----- DATASET
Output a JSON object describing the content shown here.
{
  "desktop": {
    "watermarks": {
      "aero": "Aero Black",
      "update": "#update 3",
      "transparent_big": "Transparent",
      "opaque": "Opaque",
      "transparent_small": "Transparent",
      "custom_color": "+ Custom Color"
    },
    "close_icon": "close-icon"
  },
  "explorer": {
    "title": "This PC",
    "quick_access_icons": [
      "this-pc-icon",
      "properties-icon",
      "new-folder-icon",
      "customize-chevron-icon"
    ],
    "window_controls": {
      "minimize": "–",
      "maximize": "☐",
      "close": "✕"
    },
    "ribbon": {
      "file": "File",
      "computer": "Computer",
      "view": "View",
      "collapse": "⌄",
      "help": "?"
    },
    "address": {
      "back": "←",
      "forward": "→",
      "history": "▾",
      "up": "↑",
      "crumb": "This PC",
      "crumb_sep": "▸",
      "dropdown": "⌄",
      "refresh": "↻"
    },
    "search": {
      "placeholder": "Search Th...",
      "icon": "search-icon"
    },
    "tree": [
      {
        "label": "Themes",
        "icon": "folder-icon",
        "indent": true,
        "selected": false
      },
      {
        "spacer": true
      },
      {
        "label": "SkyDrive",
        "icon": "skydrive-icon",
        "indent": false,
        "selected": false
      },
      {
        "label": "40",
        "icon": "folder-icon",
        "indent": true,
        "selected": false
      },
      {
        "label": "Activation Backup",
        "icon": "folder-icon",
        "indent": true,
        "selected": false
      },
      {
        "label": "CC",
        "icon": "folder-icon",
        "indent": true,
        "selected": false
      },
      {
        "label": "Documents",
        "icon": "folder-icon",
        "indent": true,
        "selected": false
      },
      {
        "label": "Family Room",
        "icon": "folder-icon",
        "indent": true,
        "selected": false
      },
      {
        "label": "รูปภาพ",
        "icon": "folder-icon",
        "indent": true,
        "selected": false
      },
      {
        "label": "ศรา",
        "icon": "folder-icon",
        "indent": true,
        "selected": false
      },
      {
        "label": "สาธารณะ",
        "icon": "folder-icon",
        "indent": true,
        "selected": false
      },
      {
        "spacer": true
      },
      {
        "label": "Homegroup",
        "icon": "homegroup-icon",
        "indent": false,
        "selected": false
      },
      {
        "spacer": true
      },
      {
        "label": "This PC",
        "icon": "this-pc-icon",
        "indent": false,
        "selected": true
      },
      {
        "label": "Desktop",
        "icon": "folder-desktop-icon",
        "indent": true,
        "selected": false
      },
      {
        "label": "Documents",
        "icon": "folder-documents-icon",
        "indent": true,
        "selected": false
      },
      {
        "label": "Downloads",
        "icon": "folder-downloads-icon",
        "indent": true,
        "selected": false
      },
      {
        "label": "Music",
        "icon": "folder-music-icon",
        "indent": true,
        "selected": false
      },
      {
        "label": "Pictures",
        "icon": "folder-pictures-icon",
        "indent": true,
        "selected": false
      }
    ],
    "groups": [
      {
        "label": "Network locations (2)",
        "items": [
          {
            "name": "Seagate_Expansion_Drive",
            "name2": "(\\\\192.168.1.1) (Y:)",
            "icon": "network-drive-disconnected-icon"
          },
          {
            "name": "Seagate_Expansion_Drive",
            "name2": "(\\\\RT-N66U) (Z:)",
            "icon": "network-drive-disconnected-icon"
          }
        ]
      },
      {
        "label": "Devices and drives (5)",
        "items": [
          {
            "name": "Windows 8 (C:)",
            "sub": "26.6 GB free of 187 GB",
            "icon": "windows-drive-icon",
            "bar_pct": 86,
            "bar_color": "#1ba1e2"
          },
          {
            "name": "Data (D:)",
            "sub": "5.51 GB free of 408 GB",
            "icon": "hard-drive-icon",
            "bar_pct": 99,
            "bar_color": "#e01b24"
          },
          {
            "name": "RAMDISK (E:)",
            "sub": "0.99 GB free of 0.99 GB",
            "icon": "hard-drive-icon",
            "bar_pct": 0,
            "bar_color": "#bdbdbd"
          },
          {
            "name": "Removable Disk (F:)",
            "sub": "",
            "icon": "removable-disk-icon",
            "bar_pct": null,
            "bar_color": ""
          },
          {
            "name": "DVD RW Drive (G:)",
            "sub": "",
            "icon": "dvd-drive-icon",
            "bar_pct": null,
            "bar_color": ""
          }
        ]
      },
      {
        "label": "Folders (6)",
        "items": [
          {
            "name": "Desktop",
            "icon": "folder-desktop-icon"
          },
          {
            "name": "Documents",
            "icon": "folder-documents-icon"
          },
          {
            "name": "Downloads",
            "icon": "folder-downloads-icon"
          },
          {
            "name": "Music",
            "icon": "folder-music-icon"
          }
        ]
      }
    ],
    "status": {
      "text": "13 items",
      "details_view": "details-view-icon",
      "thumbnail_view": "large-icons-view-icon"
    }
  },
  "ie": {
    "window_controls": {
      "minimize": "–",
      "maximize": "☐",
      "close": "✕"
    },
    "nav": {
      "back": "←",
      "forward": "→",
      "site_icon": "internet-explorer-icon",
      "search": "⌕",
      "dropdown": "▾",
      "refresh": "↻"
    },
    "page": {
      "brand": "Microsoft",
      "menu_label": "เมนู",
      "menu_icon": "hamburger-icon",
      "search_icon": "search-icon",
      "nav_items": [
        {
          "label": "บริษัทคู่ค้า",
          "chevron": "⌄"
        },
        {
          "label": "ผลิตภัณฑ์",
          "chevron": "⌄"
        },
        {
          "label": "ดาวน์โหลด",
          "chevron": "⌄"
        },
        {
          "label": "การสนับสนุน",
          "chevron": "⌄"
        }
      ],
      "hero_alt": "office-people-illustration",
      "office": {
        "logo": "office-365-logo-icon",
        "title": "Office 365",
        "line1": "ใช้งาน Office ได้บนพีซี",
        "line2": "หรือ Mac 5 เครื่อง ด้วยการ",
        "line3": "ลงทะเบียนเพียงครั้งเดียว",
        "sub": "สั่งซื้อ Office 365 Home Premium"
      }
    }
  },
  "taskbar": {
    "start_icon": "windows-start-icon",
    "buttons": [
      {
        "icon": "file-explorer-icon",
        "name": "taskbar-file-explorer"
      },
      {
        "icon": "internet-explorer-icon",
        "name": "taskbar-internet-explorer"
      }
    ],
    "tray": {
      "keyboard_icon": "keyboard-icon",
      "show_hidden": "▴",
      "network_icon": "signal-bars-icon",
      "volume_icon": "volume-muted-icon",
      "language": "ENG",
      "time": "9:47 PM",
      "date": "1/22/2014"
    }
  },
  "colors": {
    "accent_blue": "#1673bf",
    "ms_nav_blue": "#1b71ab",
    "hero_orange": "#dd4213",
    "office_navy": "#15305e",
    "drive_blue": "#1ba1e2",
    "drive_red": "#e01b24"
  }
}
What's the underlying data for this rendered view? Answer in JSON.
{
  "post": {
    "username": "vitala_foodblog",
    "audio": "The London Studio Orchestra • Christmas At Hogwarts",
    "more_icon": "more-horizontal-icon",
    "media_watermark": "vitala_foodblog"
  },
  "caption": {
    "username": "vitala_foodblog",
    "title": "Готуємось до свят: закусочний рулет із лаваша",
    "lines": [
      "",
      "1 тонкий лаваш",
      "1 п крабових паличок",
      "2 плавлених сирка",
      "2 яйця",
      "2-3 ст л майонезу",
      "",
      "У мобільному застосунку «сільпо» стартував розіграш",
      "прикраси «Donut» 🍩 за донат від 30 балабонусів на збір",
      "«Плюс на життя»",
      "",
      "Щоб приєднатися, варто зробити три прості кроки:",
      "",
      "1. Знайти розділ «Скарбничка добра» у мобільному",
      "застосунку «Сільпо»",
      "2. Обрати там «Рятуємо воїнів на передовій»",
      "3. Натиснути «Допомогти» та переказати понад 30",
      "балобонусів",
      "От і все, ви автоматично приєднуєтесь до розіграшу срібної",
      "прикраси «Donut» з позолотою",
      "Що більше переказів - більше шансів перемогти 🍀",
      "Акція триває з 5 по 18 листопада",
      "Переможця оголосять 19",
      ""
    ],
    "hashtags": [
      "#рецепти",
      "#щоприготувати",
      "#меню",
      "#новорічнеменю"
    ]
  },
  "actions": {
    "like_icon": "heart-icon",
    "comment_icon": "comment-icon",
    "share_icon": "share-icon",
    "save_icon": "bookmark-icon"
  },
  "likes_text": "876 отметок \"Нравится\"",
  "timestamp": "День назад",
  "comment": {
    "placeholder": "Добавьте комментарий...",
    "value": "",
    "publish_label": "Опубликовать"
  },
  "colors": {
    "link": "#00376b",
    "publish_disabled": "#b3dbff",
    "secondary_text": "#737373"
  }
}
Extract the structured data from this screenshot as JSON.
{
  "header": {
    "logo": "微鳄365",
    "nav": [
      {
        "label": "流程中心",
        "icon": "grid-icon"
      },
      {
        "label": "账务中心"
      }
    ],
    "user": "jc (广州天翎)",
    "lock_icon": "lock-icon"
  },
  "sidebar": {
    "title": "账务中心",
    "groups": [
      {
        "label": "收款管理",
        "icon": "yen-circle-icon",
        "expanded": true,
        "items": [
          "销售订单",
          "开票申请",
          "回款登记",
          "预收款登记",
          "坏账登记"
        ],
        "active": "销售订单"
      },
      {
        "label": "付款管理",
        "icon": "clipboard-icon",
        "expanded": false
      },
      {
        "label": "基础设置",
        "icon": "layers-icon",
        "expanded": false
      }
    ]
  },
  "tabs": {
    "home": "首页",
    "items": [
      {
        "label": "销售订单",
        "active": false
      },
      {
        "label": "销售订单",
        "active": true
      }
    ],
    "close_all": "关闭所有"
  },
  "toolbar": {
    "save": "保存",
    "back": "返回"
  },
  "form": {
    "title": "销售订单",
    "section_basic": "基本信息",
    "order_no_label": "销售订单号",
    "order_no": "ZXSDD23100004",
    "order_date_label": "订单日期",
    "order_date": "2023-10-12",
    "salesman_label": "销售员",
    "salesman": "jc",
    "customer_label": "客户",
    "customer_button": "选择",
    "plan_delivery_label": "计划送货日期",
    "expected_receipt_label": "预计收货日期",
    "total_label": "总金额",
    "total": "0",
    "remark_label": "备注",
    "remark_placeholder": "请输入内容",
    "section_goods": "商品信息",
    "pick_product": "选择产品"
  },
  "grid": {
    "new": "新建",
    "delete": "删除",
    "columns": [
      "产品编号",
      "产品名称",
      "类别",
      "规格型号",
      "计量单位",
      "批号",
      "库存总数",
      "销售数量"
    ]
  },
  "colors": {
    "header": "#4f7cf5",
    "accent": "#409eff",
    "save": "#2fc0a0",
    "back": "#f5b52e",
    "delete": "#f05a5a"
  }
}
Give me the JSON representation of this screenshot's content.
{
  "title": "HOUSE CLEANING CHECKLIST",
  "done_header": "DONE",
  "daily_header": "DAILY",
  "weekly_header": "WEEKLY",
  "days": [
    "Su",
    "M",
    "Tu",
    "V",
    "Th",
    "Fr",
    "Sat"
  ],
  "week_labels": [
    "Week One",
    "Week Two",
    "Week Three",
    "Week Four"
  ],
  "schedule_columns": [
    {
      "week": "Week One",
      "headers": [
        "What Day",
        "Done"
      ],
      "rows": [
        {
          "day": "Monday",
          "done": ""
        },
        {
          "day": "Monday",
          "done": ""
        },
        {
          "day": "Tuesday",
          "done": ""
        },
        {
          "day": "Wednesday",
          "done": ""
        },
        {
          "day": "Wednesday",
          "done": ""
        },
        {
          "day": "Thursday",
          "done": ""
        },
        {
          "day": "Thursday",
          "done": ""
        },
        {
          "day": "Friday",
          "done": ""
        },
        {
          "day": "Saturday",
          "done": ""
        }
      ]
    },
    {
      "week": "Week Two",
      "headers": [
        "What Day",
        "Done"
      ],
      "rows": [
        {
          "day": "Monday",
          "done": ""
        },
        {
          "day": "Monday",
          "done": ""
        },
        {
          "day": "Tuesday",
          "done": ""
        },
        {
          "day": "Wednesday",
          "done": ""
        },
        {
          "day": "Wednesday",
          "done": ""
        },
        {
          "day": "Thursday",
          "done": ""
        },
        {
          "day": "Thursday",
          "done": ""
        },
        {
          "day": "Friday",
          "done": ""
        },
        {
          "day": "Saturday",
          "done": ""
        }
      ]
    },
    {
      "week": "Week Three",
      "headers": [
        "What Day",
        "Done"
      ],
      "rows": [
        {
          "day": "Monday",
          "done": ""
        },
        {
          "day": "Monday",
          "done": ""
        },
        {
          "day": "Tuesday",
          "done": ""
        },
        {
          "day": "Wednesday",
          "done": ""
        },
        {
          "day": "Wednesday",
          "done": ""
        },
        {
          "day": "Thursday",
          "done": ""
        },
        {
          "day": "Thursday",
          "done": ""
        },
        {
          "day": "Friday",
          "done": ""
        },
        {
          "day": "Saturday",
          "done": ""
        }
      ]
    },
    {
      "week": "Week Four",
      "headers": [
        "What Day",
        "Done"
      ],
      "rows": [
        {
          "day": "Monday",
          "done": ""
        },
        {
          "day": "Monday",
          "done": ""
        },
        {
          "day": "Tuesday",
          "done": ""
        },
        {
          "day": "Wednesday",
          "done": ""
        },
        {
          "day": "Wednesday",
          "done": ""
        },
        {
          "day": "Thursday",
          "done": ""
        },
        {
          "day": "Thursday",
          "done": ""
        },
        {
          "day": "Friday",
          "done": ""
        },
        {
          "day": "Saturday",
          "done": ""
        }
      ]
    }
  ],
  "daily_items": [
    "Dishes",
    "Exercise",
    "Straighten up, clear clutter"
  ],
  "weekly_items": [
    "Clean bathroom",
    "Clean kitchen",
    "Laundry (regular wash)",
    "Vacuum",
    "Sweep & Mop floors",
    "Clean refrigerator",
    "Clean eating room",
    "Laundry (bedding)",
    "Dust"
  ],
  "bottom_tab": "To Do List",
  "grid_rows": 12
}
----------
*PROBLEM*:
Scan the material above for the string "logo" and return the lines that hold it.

*YOUR SOLUTION*:
        "logo": "office-365-logo-icon",
    "logo": "微鳄365",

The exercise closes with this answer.